Garden Tea Party Menu (TeaTime Magazine)

The Perfect Martini – Three Ways (Robb Report)

I hope you all have fun with these recipes! I plan to experiment with a few of them in the weeks to come. If you decide to give any of them a try, please let me know: I’m dying to see how it turns out for you!

beauty · food

5 Ways to Enjoy Tea Without Drinking It

If you enjoy tea as much as I do, you will probably find yourself with quite a tea collection at some point. It’s also inevitable that, the more teas you try, the more likely you are to come across a tea that you don’t enjoy. Whether it’s too bland, too bitter, too strong, or just not very tasty, getting a tea that you don’t enjoy drinking is always a bit disappointing. And let’s face it: some of us just don’t enjoy the flavor of tea.

That being said, I have good news! All hope isn’t lost when you purchase a “dud” tea, or when you find yourself the proud owner of a tea that you won’t be drinking (whether you purchased it or it was gifted to you). In fact, it’s possible to use tea in quite a few different ways around your home and within your beauty routine. Of course, you’ll want to pay attention to the ingredients: certain teas shouldn’t be used near your eyes or allowed to sit on the skin unless you don’t mind having some discomfort (“hotter” tea ingredients, like ginger and cayenne come to mind). As always, use wisdom and discretion with any of these recommendations.

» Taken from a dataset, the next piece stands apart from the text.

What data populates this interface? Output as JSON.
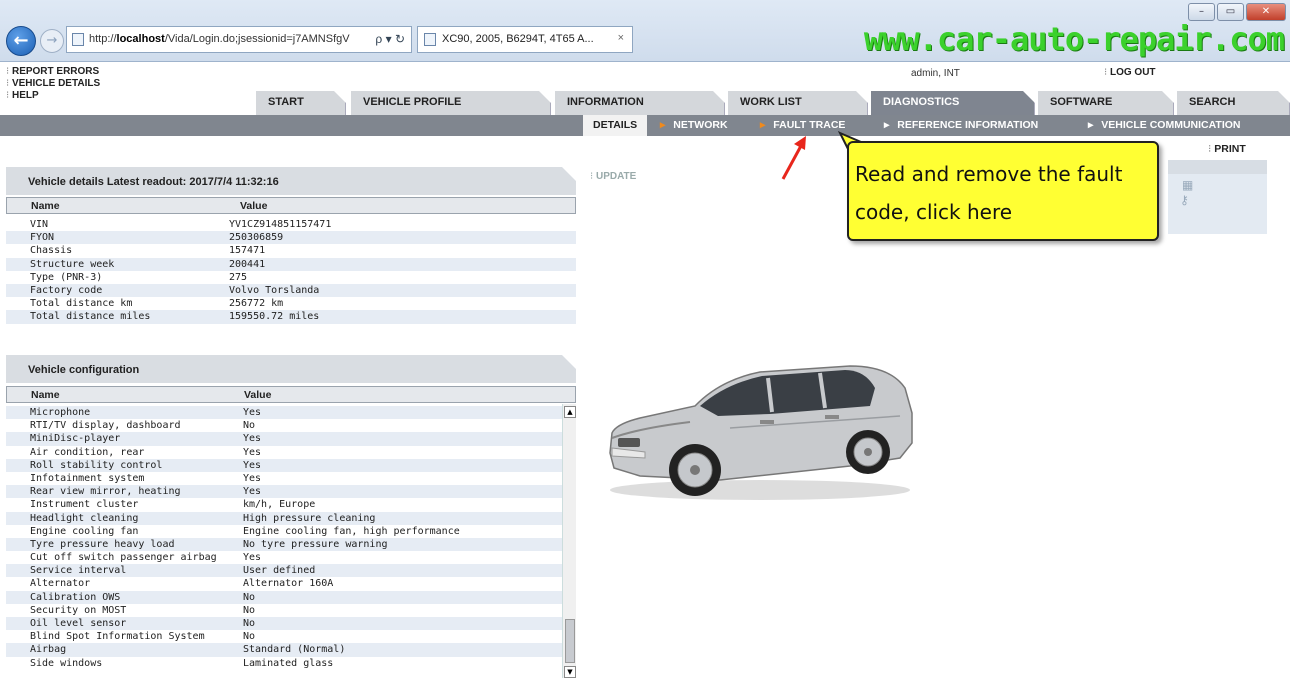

Without further ado, here are five ways that you can re-purpose tea leaves. Enjoy!

Bath/bath bomb additiveIf you make bath bombs (like I do), you can add some dry tea leaves to your recipe before you put the mixture into molds. It adds a little additional fragrance and beauty to your bath bombs. If you don’t make bath bombs, you can always just add the leaves directly to your bath. Certain teas, like mint and lemon balm, have invigorating scents and can be a refreshing addition to your bath. These teas can also be mixed with epsom salt for an especially relaxing soak.

Herbal facial steam – Similar to baths, you can use tea to make an herbal facial steam. Some teas (like rose and lavender) are known for their relaxing and beautifying properties. Do a little research on your tea and see if the ingredients are suitable for a face steam. Keep in mind, simple black, green or white teas (without added herbs or florals) are perfectly fine for most skin types. Of course, always proceed with caution, even when using “safe” teas.

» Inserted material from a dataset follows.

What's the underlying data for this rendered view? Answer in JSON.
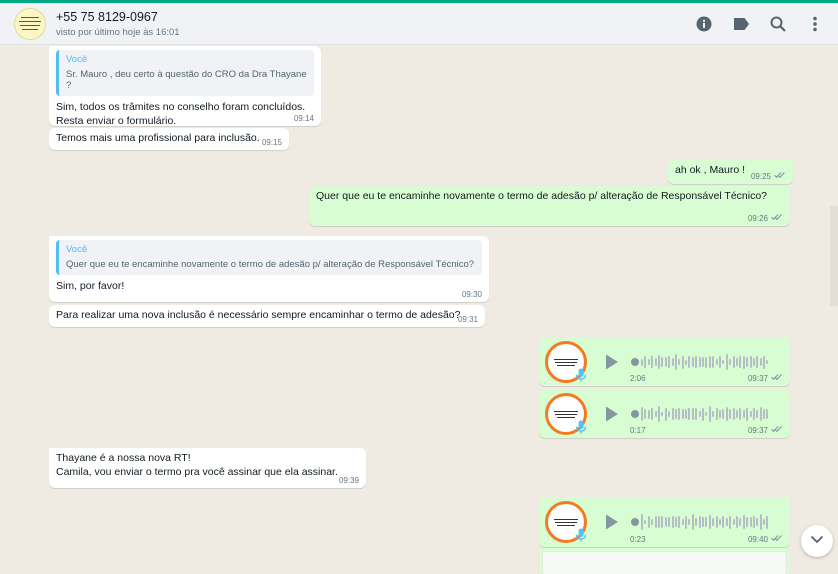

Face tonic – Just like herbal facial steams, you can steep the tea in hot water then use it as a toner. Camellia sinensis (the scientific name for tea) is generally considered an astringent natural product. The tannins in it constricts body tissue, making it perfect for pore-tightening and giving the face a very toned appearance. The higher the amount of tannins (generally, these are more numerous in cheaper teas), the more astringent the tea will be. Try using a full strength tea tonic on your skin, then, if you find it is too strong, add water to reduce the potency.

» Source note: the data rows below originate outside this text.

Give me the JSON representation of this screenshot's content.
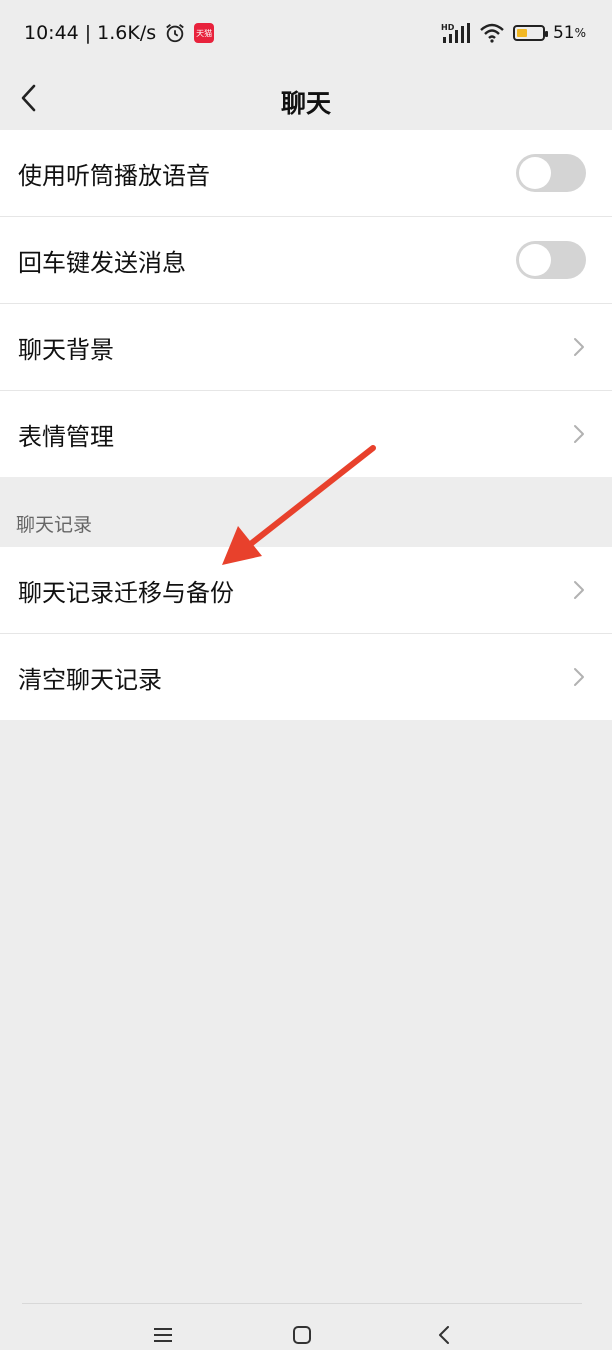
{
  "status_bar": {
    "time": "10:44",
    "separator": "|",
    "net_speed": "1.6K/s",
    "tmall_badge": "天猫",
    "network_label": "HD",
    "battery_percent": "51",
    "battery_unit": "%",
    "battery_level": 0.51,
    "icons": [
      "alarm-icon",
      "tmall-icon",
      "signal-icon",
      "wifi-icon",
      "battery-icon"
    ]
  },
  "header": {
    "back_icon": "chevron-left-icon",
    "title": "聊天"
  },
  "settings_group_1": {
    "items": [
      {
        "label": "使用听筒播放语音",
        "control": "toggle",
        "checked": false
      },
      {
        "label": "回车键发送消息",
        "control": "toggle",
        "checked": false
      },
      {
        "label": "聊天背景",
        "control": "chevron"
      },
      {
        "label": "表情管理",
        "control": "chevron"
      }
    ]
  },
  "chat_history_section": {
    "header": "聊天记录",
    "items": [
      {
        "label": "聊天记录迁移与备份",
        "control": "chevron"
      },
      {
        "label": "清空聊天记录",
        "control": "chevron"
      }
    ]
  },
  "annotation": {
    "arrow_color": "#e8412c"
  },
  "system_nav": {
    "icons": [
      "menu-icon",
      "home-icon",
      "back-icon"
    ]
  }
}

Oil infusion – This is actually my favorite way to use teas that I don’t want to drink. Infusing tea into oil can create a luxurious natural product that can either be applied to the skin, the hair, or added to vinegar or another acidic item (like lemon juice) to make dressing. Infusions are simple: add herbs to as many ounces of oil that you want, let it sit in a dark (preferably cool) area for at least four weeks, and shake the mixture occasionally. Personally, I love adding inexpensive chamomile tea and other herbs to coconut or olive oil, then letting them infuse over a month or two. Once these are infused, I strain the oil, put it in a lovely bottle, then apply it to my hair and skin.

Hair rinse – Certain teas are great for rinsing the hair. You brew the tea as normal, then pour the cooled tea onto the hair after shampooing and conditioning. Chamomile is great for lighter colored hair, while sage is fantastic for dark hair. Also, teas that contain rosemary and lavender can be beneficial for dry, itchy scalp, so keep that in mind. You can also just add dried rosemary and/or lavender to the tea that you’re brewing, then you get the added benefit of those herbs for scalp health.

These are some of my favorite ways to use teas that aren’t so tasty. Do you have any recommendations for re-purposing tea leaves? I’d love to hear about it in the comments below!